──────── Supplied entries ────────

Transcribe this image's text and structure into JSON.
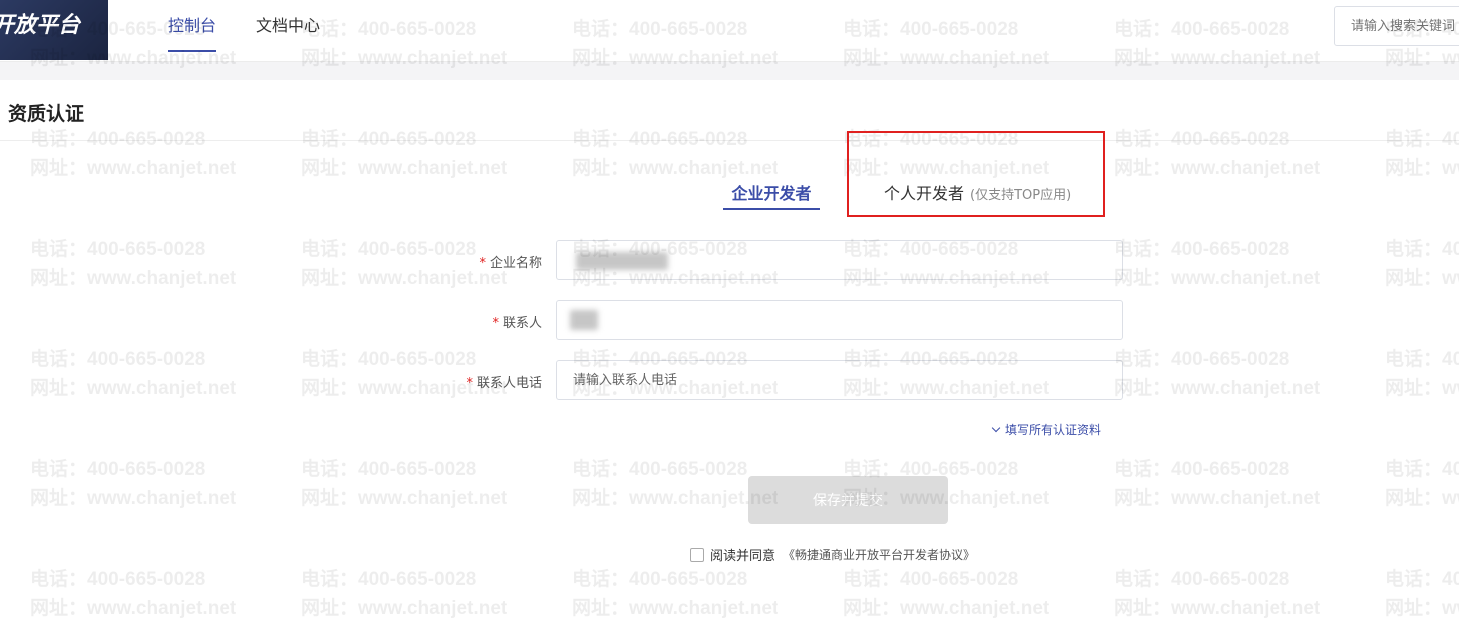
{
  "header": {
    "logo_text": "开放平台",
    "nav": [
      {
        "label": "控制台",
        "active": true
      },
      {
        "label": "文档中心",
        "active": false
      }
    ],
    "search_placeholder": "请输入搜索关键词"
  },
  "watermark": {
    "line1": "电话：400-665-0028",
    "line2": "网址：www.chanjet.net"
  },
  "page": {
    "title": "资质认证"
  },
  "tabs": {
    "enterprise": "企业开发者",
    "personal": "个人开发者",
    "personal_note": "(仅支持TOP应用)"
  },
  "form": {
    "company_name": {
      "label": "企业名称",
      "required": true,
      "value": "",
      "obscured": true
    },
    "contact": {
      "label": "联系人",
      "required": true,
      "value": "",
      "obscured": true
    },
    "contact_phone": {
      "label": "联系人电话",
      "required": true,
      "value": "",
      "placeholder": "请输入联系人电话"
    },
    "expand_link": "填写所有认证资料",
    "submit_label": "保存并提交",
    "agree_text": "阅读并同意",
    "agreement_link": "《畅捷通商业开放平台开发者协议》"
  },
  "colors": {
    "accent": "#3b4da8",
    "required": "#e0201f",
    "highlight": "#e0201f",
    "logo_bg": "#1b2440",
    "disabled_button": "#dcdcdc"
  }
}
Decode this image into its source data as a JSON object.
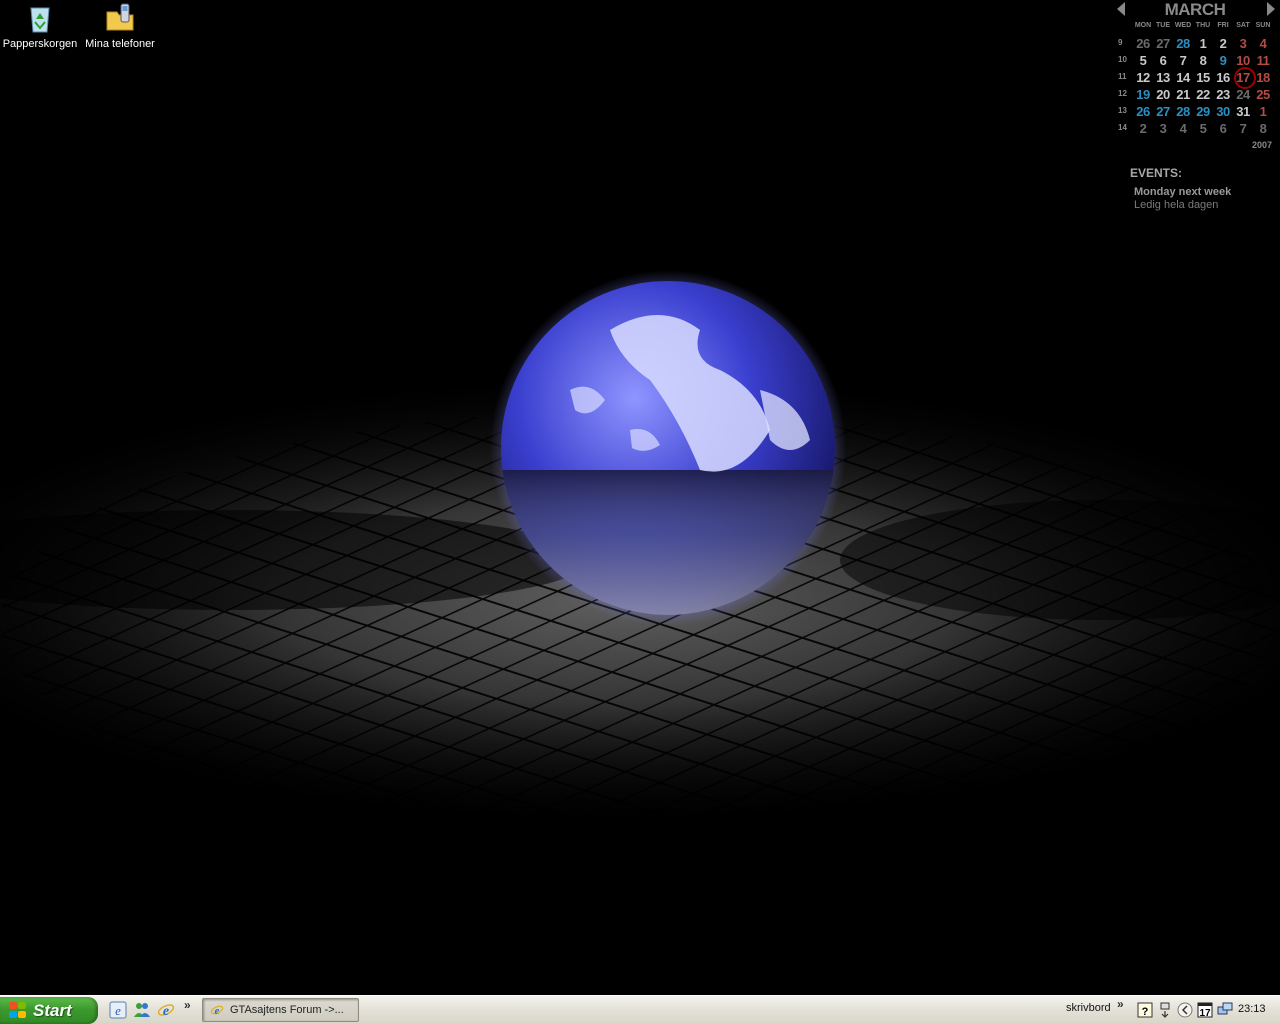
{
  "desktop": {
    "icons": [
      {
        "label": "Papperskorgen",
        "icon": "recycle-bin-icon"
      },
      {
        "label": "Mina telefoner",
        "icon": "phone-folder-icon"
      }
    ]
  },
  "calendar": {
    "month": "MARCH",
    "year": "2007",
    "day_headers": [
      "MON",
      "TUE",
      "WED",
      "THU",
      "FRI",
      "SAT",
      "SUN"
    ],
    "weeks": [
      {
        "week": "9",
        "days": [
          "26",
          "27",
          "28",
          "1",
          "2",
          "3",
          "4"
        ]
      },
      {
        "week": "10",
        "days": [
          "5",
          "6",
          "7",
          "8",
          "9",
          "10",
          "11"
        ]
      },
      {
        "week": "11",
        "days": [
          "12",
          "13",
          "14",
          "15",
          "16",
          "17",
          "18"
        ]
      },
      {
        "week": "12",
        "days": [
          "19",
          "20",
          "21",
          "22",
          "23",
          "24",
          "25"
        ]
      },
      {
        "week": "13",
        "days": [
          "26",
          "27",
          "28",
          "29",
          "30",
          "31",
          "1"
        ]
      },
      {
        "week": "14",
        "days": [
          "2",
          "3",
          "4",
          "5",
          "6",
          "7",
          "8"
        ]
      }
    ],
    "today": "17",
    "colors": {
      "normal": "#c9c9c9",
      "muted": "#6b6b6b",
      "blue": "#2c8fc0",
      "red": "#b44b44",
      "today_ring": "#a00000"
    }
  },
  "events": {
    "title": "EVENTS:",
    "items": [
      {
        "name": "Monday next week",
        "description": "Ledig hela dagen"
      }
    ]
  },
  "taskbar": {
    "start_label": "Start",
    "quick_launch": [
      "ie-icon",
      "messenger-icon",
      "ie-icon"
    ],
    "task_items": [
      {
        "label": "GTAsajtens Forum ->...",
        "icon": "ie-icon"
      }
    ],
    "desktop_toolbar_label": "skrivbord",
    "chevron": "»",
    "tray_icons": [
      "help-icon",
      "network-icon",
      "arrow-icon",
      "calendar-tray-icon",
      "network-monitor-icon"
    ],
    "clock": "23:13"
  }
}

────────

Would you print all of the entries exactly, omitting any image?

» **Answer to this task**:
Transcribe this image's text and structure into JSON.
{
  "header": {
    "logo_text": "开放平台",
    "nav": [
      {
        "label": "控制台",
        "active": true
      },
      {
        "label": "文档中心",
        "active": false
      }
    ],
    "search_placeholder": "请输入搜索关键词"
  },
  "watermark": {
    "line1": "电话：400-665-0028",
    "line2": "网址：www.chanjet.net"
  },
  "page": {
    "title": "资质认证"
  },
  "tabs": {
    "enterprise": "企业开发者",
    "personal": "个人开发者",
    "personal_note": "(仅支持TOP应用)"
  },
  "form": {
    "company_name": {
      "label": "企业名称",
      "required": true,
      "value": "",
      "obscured": true
    },
    "contact": {
      "label": "联系人",
      "required": true,
      "value": "",
      "obscured": true
    },
    "contact_phone": {
      "label": "联系人电话",
      "required": true,
      "value": "",
      "placeholder": "请输入联系人电话"
    },
    "expand_link": "填写所有认证资料",
    "submit_label": "保存并提交",
    "agree_text": "阅读并同意",
    "agreement_link": "《畅捷通商业开放平台开发者协议》"
  },
  "colors": {
    "accent": "#3b4da8",
    "required": "#e0201f",
    "highlight": "#e0201f",
    "logo_bg": "#1b2440",
    "disabled_button": "#dcdcdc"
  }
}
Decode this image into its source data as a JSON object.
{
  "desktop": {
    "icons": [
      {
        "label": "Papperskorgen",
        "icon": "recycle-bin-icon"
      },
      {
        "label": "Mina telefoner",
        "icon": "phone-folder-icon"
      }
    ]
  },
  "calendar": {
    "month": "MARCH",
    "year": "2007",
    "day_headers": [
      "MON",
      "TUE",
      "WED",
      "THU",
      "FRI",
      "SAT",
      "SUN"
    ],
    "weeks": [
      {
        "week": "9",
        "days": [
          "26",
          "27",
          "28",
          "1",
          "2",
          "3",
          "4"
        ]
      },
      {
        "week": "10",
        "days": [
          "5",
          "6",
          "7",
          "8",
          "9",
          "10",
          "11"
        ]
      },
      {
        "week": "11",
        "days": [
          "12",
          "13",
          "14",
          "15",
          "16",
          "17",
          "18"
        ]
      },
      {
        "week": "12",
        "days": [
          "19",
          "20",
          "21",
          "22",
          "23",
          "24",
          "25"
        ]
      },
      {
        "week": "13",
        "days": [
          "26",
          "27",
          "28",
          "29",
          "30",
          "31",
          "1"
        ]
      },
      {
        "week": "14",
        "days": [
          "2",
          "3",
          "4",
          "5",
          "6",
          "7",
          "8"
        ]
      }
    ],
    "today": "17",
    "colors": {
      "normal": "#c9c9c9",
      "muted": "#6b6b6b",
      "blue": "#2c8fc0",
      "red": "#b44b44",
      "today_ring": "#a00000"
    }
  },
  "events": {
    "title": "EVENTS:",
    "items": [
      {
        "name": "Monday next week",
        "description": "Ledig hela dagen"
      }
    ]
  },
  "taskbar": {
    "start_label": "Start",
    "quick_launch": [
      "ie-icon",
      "messenger-icon",
      "ie-icon"
    ],
    "task_items": [
      {
        "label": "GTAsajtens Forum ->...",
        "icon": "ie-icon"
      }
    ],
    "desktop_toolbar_label": "skrivbord",
    "chevron": "»",
    "tray_icons": [
      "help-icon",
      "network-icon",
      "arrow-icon",
      "calendar-tray-icon",
      "network-monitor-icon"
    ],
    "clock": "23:13"
  }
}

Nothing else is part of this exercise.